“Many nursing mothers consider taking immune-boosting vitamins in conjunction to their regular postnatal multivitamin to fill up the gaps. But is that safe? Continue reading to learn more.”
Regular multivitamins and mineral tablets are usually safe, but you must always see your doctor before beginning any supplement regimen. Many physicians advise mothers to continue taking their prenatal vitamins after delivery to guarantee that both mom and baby receive all the necessary nutrients. However, as long as you consume a balanced diet, your baby should get what it needs from breast milk.
A healthy diet is essential when carrying your baby; it is much more crucial now that you produce milk for it. But does it imply you should take a vitamin? No, not always.
While it's essential to monitor your intake of nutrients such as calcium, folic acid, magnesium, vitamin B12, and DHA while nursing, supplements aren't necessary for everyone.
Breastfeeding mothers, like everyone else, should strive to achieve their nutritional requirements primarily via appropriate meal choices. Consider lean protein, nutritious grains, low-fat dairy, and many fresh fruits and vegetables.
However, a regular multivitamin (or the prenatal vitamin you took when pregnant) can operate as an insurance policy to help replace nutritional shortages. It's also essential for breastfeeding mothers who aren't getting enough key nutrients.

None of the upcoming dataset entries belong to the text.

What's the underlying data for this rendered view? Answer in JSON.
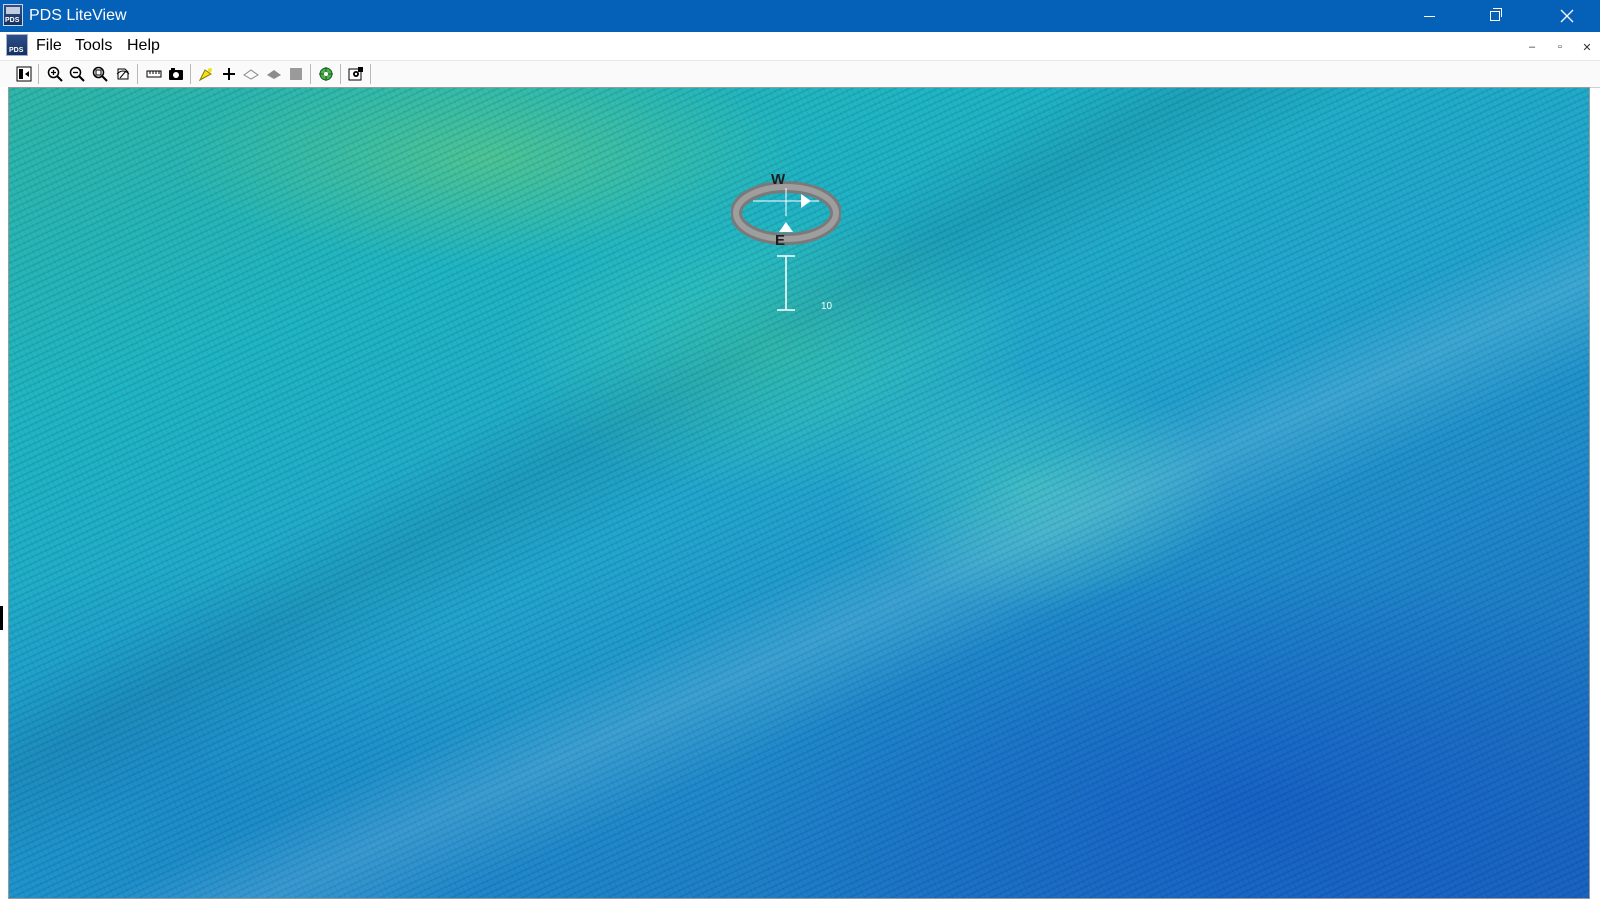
{
  "window": {
    "title": "PDS LiteView",
    "app_icon_text": "PDS",
    "buttons": [
      "minimize",
      "restore",
      "close"
    ]
  },
  "menu": {
    "items": [
      "File",
      "Tools",
      "Help"
    ]
  },
  "toolbar": {
    "buttons": [
      "view-panel-icon",
      "zoom-in-icon",
      "zoom-out-icon",
      "zoom-window-icon",
      "reset-view-icon",
      "measure-icon",
      "screenshot-icon",
      "color-highlight-icon",
      "add-point-icon",
      "surface-outline-icon",
      "surface-fill-icon",
      "solid-fill-icon",
      "navigation-target-icon",
      "settings-icon"
    ]
  },
  "viewport": {
    "compass": {
      "north_label": "W",
      "south_label": "E"
    },
    "scale_label": "10"
  },
  "colors": {
    "titlebar": "#0560b8",
    "seabed_shallow": "#2fd4a5",
    "seabed_deep": "#1a66c0"
  }
}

Women who are vegetarian or vegan should take a vitamin B12 supplement because the substance is present in animal products.
What's the bottom line? A well-balanced diet is the best method to satisfy your nutritional demands. But ideal and actual are not the same thing. Talk to your physician if you have difficulties getting all those vitamins and minerals in. You and your doctor can determine if taking a vitamin while breastfeeding is appropriate for you.
Because kids acquire vitamin D via breast milk and very little sun exposure, many mothers prefer to take a vitamin supplement of 10 micrograms of vitamin D to guarantee they are receiving adequate nutrients in their diet. Vitamin D is required for strong bones and teeth. Our bodies produce the vitamin naturally whenever we are exposed to sunshine. However, it is not suggested that your newborn be exposed to sunlight owing to the danger of skin damage.
Since breast milk does not contain enough vitamin D, many newborns require a vitamin D supplement. Infants who are exclusively breastfed need 400 IU of vitamin D per day. Babies deficient in this vitamin may develop rickets, so speak with your pediatrician to guarantee your child is getting enough vitamin D.
1. 3 servings of protein
2. 1500 mg of calcium
3. 2 servings of iron-rich foods
4. 3 servings of vitamin C
5. 4-5 servings of veggies or fruits
6. 3 servings of whole grains/complex carbs
You should aim to consume 2-3 servings of Omega-3-rich meals every week, as this vitamin is crucial for brain growth. Both wild salmon and sardines are high in Omega 3.